Dataset excerpts
# # #
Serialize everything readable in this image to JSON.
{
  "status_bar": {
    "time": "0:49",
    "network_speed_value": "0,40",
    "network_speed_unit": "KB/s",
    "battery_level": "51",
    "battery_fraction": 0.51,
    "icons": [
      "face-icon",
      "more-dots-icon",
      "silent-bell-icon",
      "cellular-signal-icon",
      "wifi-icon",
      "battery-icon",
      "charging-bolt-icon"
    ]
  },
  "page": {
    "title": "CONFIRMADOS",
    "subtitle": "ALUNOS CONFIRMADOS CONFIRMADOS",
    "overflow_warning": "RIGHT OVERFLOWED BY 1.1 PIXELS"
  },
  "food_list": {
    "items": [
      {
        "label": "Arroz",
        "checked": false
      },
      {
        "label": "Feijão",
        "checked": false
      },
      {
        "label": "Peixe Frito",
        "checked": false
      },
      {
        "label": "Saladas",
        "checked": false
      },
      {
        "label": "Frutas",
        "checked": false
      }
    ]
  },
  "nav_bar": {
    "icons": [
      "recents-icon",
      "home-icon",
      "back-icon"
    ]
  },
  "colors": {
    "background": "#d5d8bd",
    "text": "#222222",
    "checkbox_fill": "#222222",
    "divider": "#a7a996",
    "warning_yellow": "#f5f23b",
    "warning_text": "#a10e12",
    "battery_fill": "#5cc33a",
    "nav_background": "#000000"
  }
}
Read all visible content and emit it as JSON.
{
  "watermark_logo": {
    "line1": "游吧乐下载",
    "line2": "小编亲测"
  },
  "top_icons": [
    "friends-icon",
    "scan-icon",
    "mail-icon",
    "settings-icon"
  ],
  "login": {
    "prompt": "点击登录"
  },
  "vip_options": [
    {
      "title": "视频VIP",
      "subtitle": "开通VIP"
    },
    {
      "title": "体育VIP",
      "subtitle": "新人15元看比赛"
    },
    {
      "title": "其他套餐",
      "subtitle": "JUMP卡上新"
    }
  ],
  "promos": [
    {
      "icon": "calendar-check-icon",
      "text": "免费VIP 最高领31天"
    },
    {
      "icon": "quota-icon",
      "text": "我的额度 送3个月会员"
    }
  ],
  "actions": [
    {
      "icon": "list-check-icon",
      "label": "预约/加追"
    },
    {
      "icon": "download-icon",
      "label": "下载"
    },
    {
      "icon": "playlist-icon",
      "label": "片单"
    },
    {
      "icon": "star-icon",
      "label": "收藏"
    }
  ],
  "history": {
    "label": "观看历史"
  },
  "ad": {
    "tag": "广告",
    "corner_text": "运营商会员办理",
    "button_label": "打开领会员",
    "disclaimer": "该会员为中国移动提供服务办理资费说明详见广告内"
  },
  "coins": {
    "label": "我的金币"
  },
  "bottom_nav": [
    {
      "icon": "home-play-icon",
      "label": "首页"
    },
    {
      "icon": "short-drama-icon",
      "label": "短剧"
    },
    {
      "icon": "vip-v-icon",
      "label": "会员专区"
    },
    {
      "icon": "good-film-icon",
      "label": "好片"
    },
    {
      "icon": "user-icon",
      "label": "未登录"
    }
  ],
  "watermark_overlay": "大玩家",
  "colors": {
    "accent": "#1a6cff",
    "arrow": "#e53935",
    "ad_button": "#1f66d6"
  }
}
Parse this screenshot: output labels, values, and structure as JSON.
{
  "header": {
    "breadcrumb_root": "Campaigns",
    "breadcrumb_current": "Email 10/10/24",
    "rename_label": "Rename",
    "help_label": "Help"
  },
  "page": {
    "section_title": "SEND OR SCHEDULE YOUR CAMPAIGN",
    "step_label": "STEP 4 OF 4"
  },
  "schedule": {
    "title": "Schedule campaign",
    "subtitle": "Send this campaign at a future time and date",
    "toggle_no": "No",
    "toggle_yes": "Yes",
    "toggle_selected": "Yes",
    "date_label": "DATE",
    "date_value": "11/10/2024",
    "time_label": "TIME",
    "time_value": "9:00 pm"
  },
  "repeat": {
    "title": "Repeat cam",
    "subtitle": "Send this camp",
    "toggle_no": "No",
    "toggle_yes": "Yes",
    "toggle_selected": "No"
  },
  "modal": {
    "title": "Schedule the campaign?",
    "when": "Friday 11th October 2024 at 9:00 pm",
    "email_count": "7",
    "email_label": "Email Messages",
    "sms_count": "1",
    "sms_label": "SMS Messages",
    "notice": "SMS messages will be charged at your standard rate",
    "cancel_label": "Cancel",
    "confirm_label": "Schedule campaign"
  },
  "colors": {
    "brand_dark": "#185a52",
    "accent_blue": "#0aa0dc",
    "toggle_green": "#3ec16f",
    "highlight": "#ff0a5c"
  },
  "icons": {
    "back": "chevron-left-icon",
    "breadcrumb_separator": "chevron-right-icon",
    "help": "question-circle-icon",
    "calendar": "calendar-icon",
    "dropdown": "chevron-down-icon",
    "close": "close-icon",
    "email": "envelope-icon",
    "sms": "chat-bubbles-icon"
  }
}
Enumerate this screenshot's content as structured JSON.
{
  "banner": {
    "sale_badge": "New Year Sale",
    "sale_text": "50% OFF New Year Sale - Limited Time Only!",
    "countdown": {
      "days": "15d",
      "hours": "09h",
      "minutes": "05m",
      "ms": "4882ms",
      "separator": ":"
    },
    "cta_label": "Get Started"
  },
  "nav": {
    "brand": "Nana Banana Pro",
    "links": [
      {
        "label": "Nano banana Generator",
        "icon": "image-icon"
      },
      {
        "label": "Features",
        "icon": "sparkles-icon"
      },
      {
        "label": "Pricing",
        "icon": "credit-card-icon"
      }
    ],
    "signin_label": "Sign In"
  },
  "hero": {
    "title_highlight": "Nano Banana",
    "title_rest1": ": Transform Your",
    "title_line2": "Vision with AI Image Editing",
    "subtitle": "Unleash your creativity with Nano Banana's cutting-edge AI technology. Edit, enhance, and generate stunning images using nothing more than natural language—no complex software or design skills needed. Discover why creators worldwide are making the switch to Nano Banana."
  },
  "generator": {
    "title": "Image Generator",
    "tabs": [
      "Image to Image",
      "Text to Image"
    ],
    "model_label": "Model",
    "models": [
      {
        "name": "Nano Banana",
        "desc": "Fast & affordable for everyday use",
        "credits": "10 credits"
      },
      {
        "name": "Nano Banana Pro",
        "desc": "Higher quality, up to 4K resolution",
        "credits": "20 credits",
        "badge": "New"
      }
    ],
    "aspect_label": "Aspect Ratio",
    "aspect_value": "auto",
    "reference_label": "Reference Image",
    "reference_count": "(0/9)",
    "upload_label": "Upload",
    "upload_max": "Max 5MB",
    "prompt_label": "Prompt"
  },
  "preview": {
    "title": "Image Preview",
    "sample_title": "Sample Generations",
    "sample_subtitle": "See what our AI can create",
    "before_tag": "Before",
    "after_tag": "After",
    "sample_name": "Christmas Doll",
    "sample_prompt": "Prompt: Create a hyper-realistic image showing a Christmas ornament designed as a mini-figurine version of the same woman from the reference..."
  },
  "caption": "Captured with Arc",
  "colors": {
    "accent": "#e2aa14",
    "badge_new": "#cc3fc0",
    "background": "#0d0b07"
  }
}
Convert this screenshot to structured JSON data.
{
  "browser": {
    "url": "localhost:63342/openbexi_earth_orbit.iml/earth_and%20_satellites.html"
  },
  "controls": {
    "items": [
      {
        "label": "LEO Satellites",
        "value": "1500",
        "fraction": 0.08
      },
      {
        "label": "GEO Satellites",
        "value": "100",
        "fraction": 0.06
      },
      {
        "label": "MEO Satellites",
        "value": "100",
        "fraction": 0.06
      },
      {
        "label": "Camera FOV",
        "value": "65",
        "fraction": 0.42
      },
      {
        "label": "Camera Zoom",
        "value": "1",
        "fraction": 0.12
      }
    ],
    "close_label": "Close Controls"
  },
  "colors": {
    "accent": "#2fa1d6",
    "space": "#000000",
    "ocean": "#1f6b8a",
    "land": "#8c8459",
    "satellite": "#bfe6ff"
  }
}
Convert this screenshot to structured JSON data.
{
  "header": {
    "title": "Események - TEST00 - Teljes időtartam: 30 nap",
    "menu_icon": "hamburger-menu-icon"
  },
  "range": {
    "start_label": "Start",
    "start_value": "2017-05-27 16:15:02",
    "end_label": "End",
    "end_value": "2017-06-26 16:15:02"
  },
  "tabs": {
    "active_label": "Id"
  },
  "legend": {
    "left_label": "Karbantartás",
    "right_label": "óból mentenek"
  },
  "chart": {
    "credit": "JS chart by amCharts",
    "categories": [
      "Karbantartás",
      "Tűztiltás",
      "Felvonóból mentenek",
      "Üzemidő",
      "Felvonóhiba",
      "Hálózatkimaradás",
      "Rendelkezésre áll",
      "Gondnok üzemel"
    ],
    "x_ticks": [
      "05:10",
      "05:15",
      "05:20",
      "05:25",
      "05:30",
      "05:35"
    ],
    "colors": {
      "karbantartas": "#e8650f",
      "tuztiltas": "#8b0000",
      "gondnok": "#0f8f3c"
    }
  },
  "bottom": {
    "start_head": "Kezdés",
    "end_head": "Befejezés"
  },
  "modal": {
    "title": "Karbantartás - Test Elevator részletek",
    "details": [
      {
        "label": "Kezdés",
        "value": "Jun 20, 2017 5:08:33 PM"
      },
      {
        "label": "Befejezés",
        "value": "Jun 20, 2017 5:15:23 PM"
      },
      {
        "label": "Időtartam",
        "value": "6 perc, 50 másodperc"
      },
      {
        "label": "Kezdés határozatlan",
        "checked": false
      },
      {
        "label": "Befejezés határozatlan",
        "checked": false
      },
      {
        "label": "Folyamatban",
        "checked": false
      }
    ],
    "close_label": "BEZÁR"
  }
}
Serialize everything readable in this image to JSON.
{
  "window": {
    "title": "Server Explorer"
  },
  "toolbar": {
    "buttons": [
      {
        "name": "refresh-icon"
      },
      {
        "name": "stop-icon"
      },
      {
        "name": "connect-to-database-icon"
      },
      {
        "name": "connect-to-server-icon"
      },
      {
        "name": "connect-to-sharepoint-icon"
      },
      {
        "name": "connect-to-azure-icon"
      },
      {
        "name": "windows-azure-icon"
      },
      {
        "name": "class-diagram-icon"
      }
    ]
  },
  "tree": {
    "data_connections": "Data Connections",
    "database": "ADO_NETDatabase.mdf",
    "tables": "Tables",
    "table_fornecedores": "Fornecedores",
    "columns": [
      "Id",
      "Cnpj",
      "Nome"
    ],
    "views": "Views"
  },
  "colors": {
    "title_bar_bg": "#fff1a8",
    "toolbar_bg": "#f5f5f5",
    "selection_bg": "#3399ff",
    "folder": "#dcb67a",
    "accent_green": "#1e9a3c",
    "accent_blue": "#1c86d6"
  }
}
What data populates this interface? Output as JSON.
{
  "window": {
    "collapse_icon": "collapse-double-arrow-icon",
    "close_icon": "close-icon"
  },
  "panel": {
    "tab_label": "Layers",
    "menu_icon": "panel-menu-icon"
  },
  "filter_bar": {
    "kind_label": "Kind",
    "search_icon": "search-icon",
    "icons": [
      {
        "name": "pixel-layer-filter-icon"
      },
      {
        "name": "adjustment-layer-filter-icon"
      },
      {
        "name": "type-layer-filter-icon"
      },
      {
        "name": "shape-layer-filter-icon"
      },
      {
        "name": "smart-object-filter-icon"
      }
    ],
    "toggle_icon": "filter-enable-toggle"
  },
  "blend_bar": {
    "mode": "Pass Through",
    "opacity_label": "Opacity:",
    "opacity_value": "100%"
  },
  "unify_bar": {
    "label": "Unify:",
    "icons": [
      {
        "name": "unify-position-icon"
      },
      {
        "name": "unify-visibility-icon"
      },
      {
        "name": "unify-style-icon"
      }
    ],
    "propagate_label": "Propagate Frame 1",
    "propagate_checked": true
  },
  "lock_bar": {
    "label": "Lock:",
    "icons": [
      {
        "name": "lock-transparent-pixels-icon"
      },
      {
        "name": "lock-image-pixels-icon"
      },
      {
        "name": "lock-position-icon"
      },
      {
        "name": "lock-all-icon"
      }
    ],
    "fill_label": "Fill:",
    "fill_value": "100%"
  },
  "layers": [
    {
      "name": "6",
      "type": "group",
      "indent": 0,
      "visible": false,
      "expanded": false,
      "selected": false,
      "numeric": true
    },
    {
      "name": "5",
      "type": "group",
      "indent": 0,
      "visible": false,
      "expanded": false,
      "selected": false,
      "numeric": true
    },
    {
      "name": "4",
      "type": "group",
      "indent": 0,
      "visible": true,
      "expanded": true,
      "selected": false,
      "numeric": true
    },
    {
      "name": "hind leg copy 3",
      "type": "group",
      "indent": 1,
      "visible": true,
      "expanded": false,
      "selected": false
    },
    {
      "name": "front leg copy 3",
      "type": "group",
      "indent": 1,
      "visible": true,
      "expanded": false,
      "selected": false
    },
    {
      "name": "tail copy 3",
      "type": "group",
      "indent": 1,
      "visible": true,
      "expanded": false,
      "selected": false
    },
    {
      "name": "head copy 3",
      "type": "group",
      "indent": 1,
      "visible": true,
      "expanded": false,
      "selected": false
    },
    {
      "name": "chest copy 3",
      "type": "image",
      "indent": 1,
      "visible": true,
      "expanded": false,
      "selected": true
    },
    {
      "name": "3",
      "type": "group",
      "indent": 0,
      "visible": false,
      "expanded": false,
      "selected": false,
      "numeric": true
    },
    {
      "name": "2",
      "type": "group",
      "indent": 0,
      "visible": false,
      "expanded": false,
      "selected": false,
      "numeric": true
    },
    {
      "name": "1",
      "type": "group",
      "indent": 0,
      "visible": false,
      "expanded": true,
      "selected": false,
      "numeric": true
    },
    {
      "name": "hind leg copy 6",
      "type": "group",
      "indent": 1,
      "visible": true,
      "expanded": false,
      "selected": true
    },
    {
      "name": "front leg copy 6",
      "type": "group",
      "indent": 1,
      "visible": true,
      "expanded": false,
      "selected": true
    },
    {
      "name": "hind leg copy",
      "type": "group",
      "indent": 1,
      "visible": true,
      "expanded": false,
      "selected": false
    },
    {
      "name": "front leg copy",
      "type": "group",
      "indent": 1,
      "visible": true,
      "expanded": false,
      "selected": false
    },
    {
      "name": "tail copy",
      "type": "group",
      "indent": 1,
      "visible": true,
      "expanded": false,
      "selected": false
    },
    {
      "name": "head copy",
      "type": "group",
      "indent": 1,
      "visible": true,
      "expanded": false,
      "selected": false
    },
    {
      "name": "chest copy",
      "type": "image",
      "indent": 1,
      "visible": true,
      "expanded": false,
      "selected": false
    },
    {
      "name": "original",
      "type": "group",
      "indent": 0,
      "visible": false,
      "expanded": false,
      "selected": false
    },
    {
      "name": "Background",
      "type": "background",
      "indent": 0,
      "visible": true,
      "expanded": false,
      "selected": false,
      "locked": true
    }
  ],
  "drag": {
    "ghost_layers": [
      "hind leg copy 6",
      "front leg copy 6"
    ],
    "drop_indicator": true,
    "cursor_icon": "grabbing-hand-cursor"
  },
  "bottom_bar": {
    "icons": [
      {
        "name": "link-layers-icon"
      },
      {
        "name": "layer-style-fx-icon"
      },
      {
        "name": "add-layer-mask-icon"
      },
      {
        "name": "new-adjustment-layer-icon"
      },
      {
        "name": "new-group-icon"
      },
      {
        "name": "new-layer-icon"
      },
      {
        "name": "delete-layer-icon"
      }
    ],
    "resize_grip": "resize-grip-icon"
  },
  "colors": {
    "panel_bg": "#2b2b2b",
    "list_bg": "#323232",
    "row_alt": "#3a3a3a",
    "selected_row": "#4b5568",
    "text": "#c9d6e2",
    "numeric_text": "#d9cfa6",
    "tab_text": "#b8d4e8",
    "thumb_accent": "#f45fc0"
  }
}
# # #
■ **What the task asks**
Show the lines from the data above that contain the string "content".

■ **Task result**
Read all visible content and emit it as JSON.
Enumerate this screenshot's content as structured JSON.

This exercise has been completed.